_Goal of the exercise_
Extract every line below that contains the word "label".

(Records from a data collection)
════

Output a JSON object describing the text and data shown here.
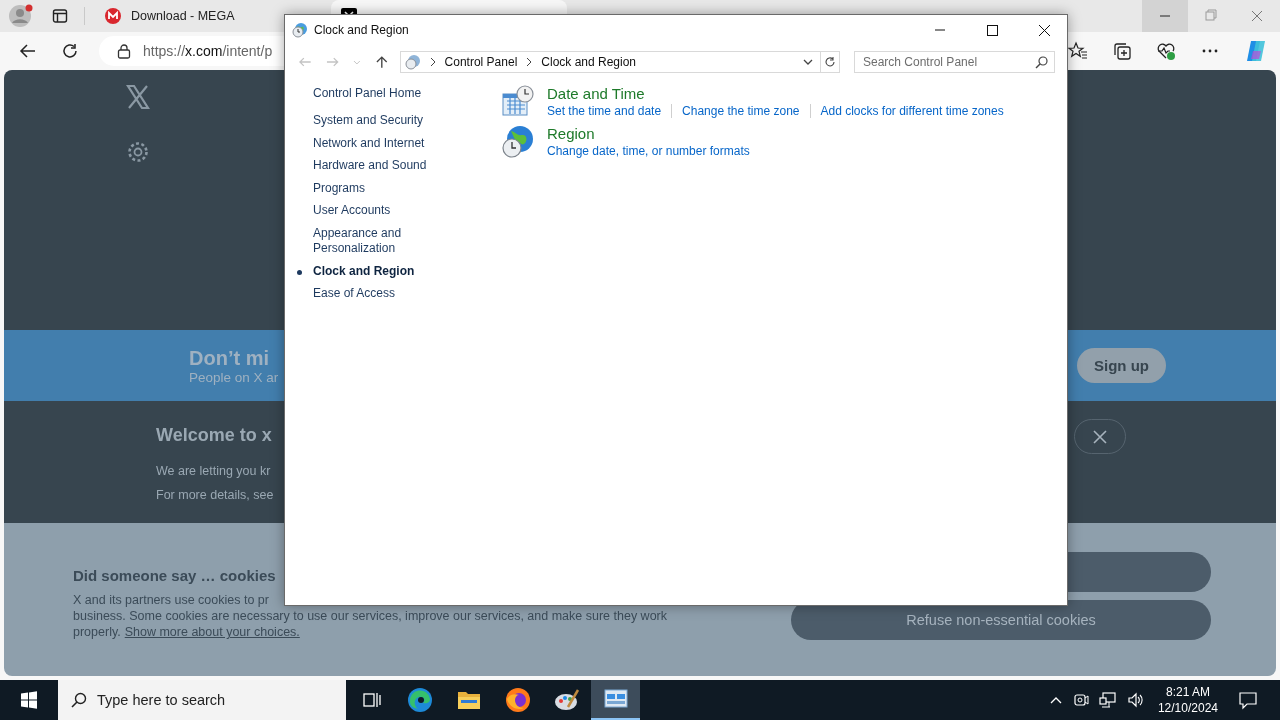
{
  "browser": {
    "tabs": [
      {
        "title": "Download - MEGA",
        "kind": "mega",
        "selected": false
      },
      {
        "kind": "x",
        "selected": true
      }
    ],
    "url": {
      "scheme": "https://",
      "host": "x.com",
      "path": "/intent/p"
    }
  },
  "page": {
    "banner": {
      "title": "Don’t mi",
      "subtitle": "People on X ar",
      "button": "Sign up"
    },
    "welcome": {
      "title": "Welcome to x",
      "lines": [
        "We are letting you kr",
        "For more details, see"
      ]
    },
    "cookies": {
      "title": "Did someone say … cookies",
      "lines": [
        "X and its partners use cookies to pr",
        "business. Some cookies are necessary to use our services, improve our services, and make sure they work"
      ],
      "last_line": "properly.",
      "link": "Show more about your choices.",
      "buttons": [
        {
          "kind": "accept"
        },
        {
          "kind": "refuse",
          "label": "Refuse non-essential cookies"
        }
      ]
    }
  },
  "window": {
    "title": "Clock and Region",
    "breadcrumb": [
      "Control Panel",
      "Clock and Region"
    ],
    "search": {
      "placeholder": "Search Control Panel"
    },
    "sidebar": {
      "home": "Control Panel Home",
      "items": [
        {
          "label": "System and Security",
          "selected": false
        },
        {
          "label": "Network and Internet",
          "selected": false
        },
        {
          "label": "Hardware and Sound",
          "selected": false
        },
        {
          "label": "Programs",
          "selected": false
        },
        {
          "label": "User Accounts",
          "selected": false
        },
        {
          "label": "Appearance and Personalization",
          "selected": false
        },
        {
          "label": "Clock and Region",
          "selected": true
        },
        {
          "label": "Ease of Access",
          "selected": false
        }
      ]
    },
    "categories": [
      {
        "kind": "calendar-clock",
        "title": "Date and Time",
        "links": [
          "Set the time and date",
          "Change the time zone",
          "Add clocks for different time zones"
        ]
      },
      {
        "kind": "globe-clock",
        "title": "Region",
        "links": [
          "Change date, time, or number formats"
        ]
      }
    ]
  },
  "taskbar": {
    "search": {
      "placeholder": "Type here to search"
    },
    "apps": [
      {
        "kind": "task-view",
        "selected": false
      },
      {
        "kind": "edge",
        "selected": false
      },
      {
        "kind": "explorer",
        "selected": false
      },
      {
        "kind": "firefox",
        "selected": false
      },
      {
        "kind": "paint",
        "selected": false
      },
      {
        "kind": "control-panel",
        "selected": true
      }
    ],
    "time": "8:21 AM",
    "date": "12/10/2024"
  }
}
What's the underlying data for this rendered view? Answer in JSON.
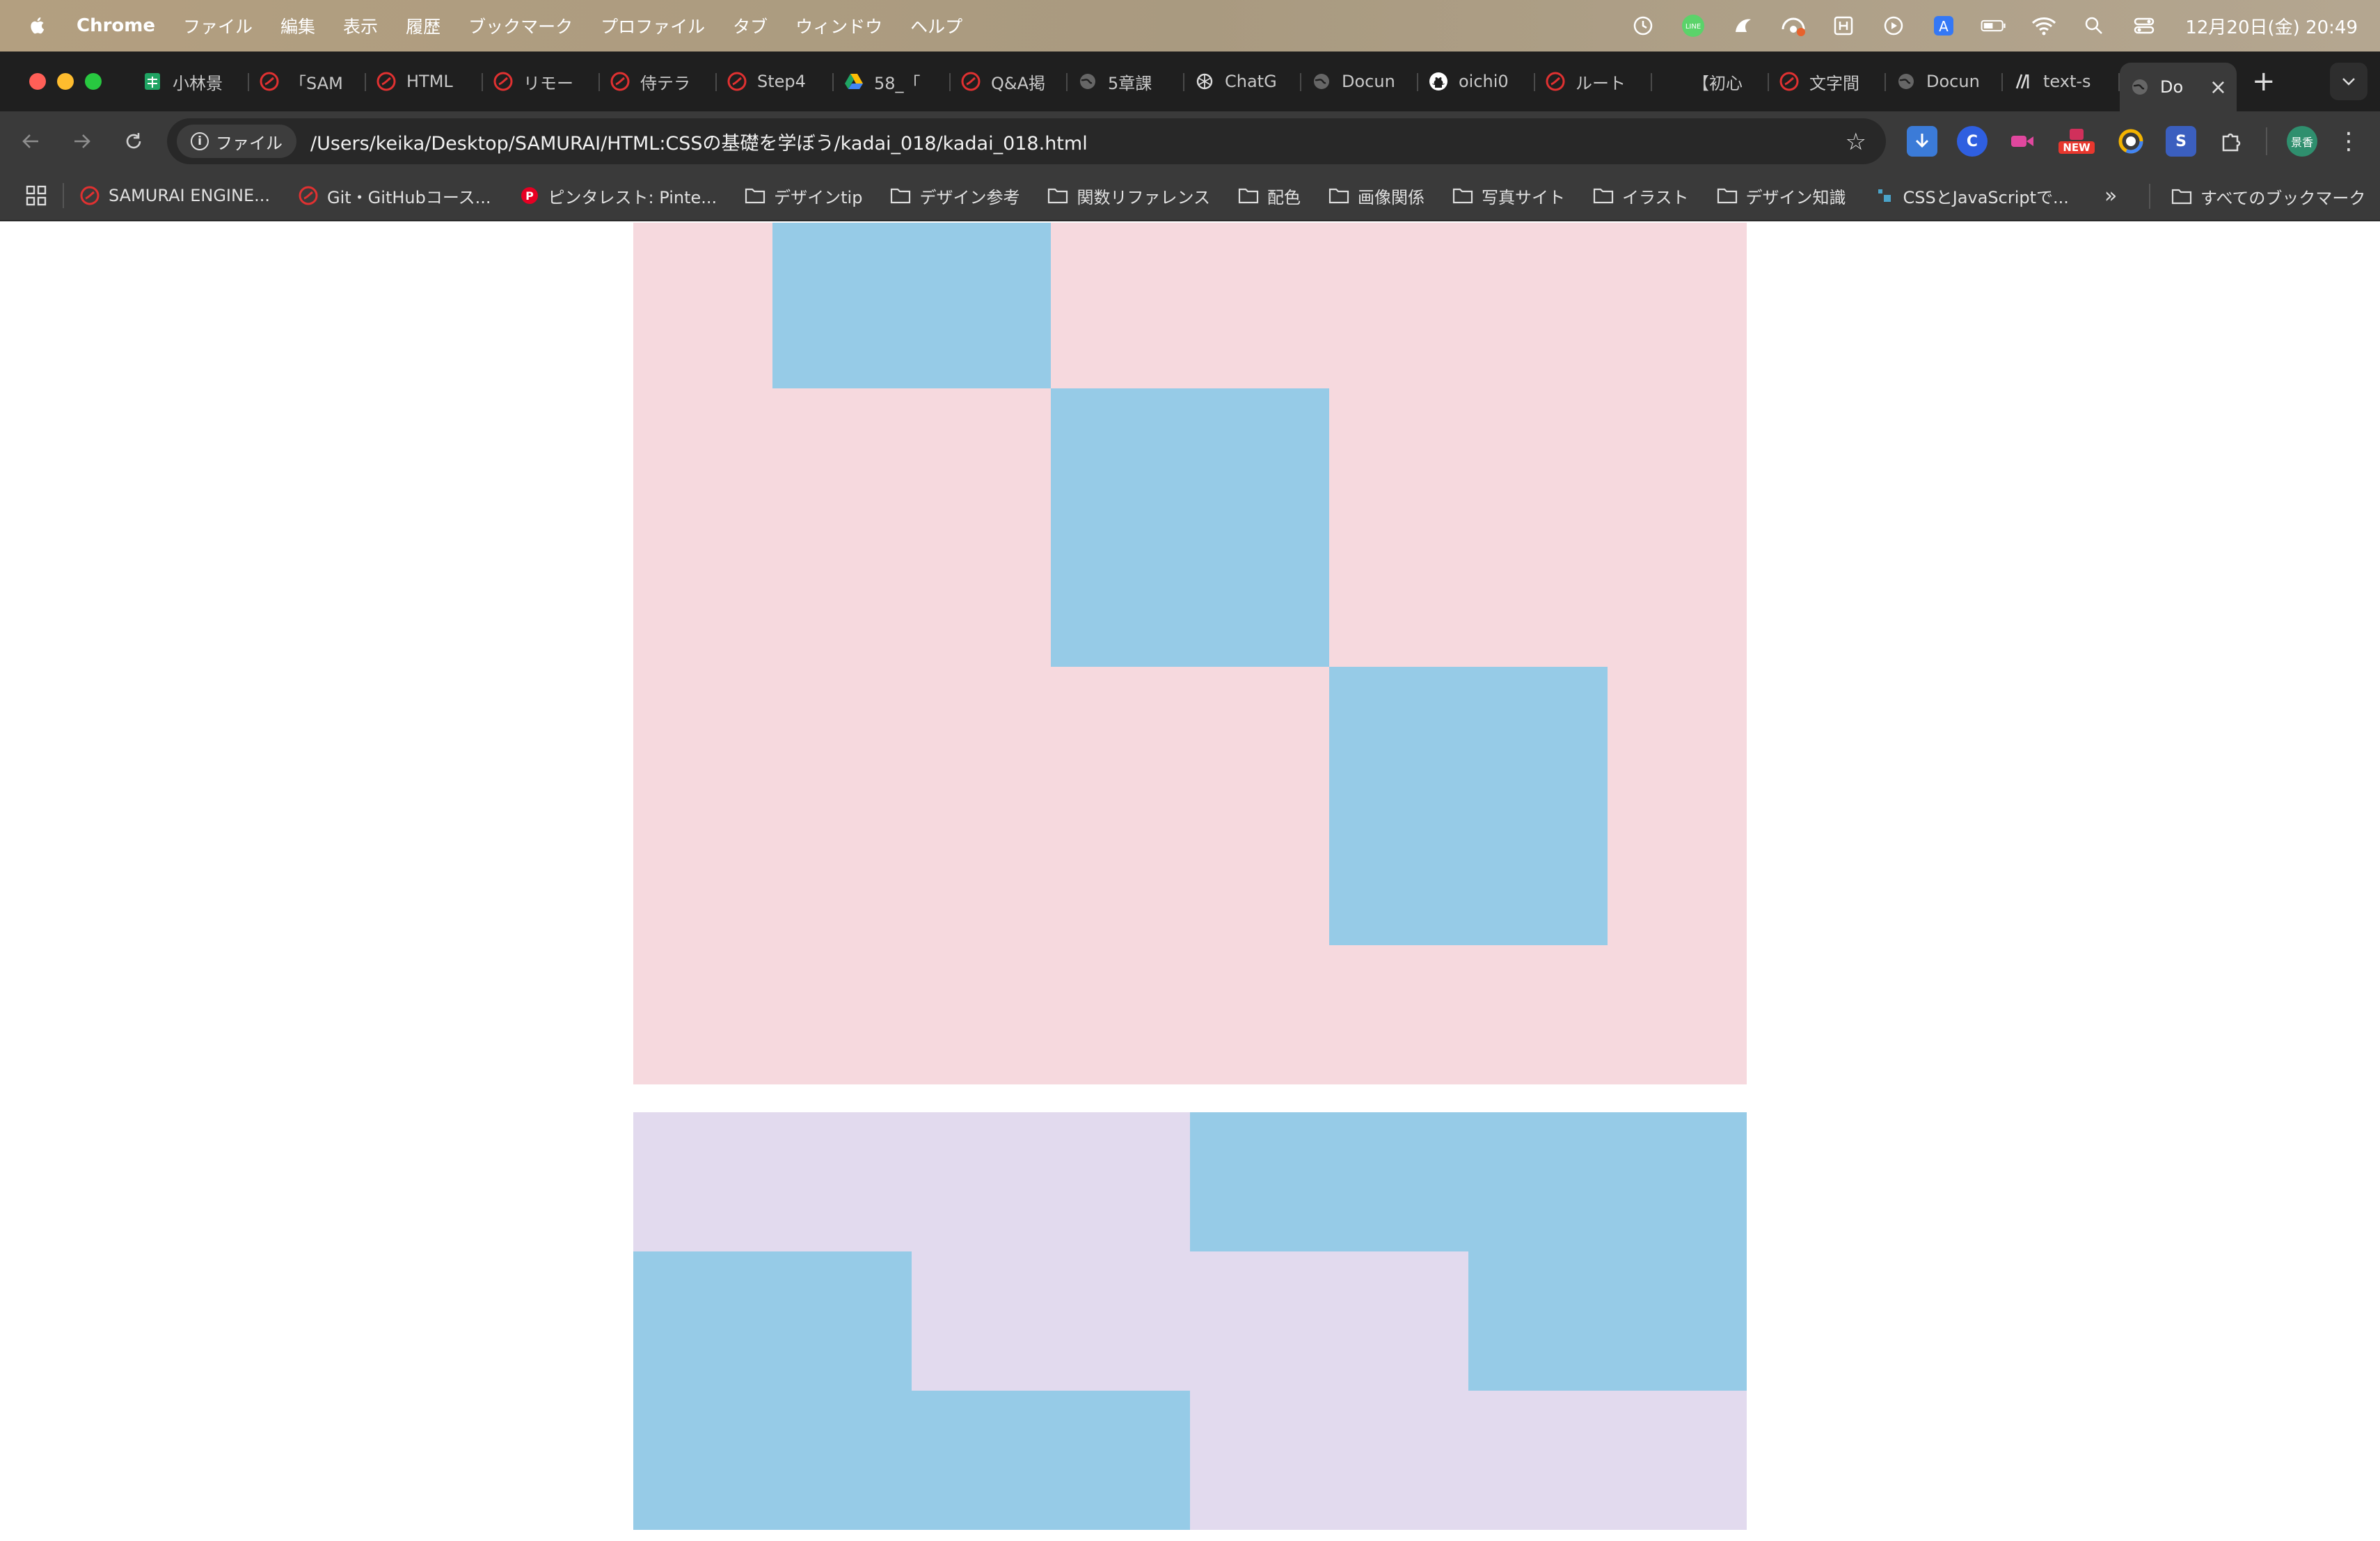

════

_Completed task_
          "label": "Refuse non-essential cookies"
          "label": "System and Security",
          "label": "Network and Internet",
          "label": "Hardware and Sound",
          "label": "Programs",
          "label": "User Accounts",
          "label": "Appearance and Personalization",
          "label": "Clock and Region",
          "label": "Ease of Access",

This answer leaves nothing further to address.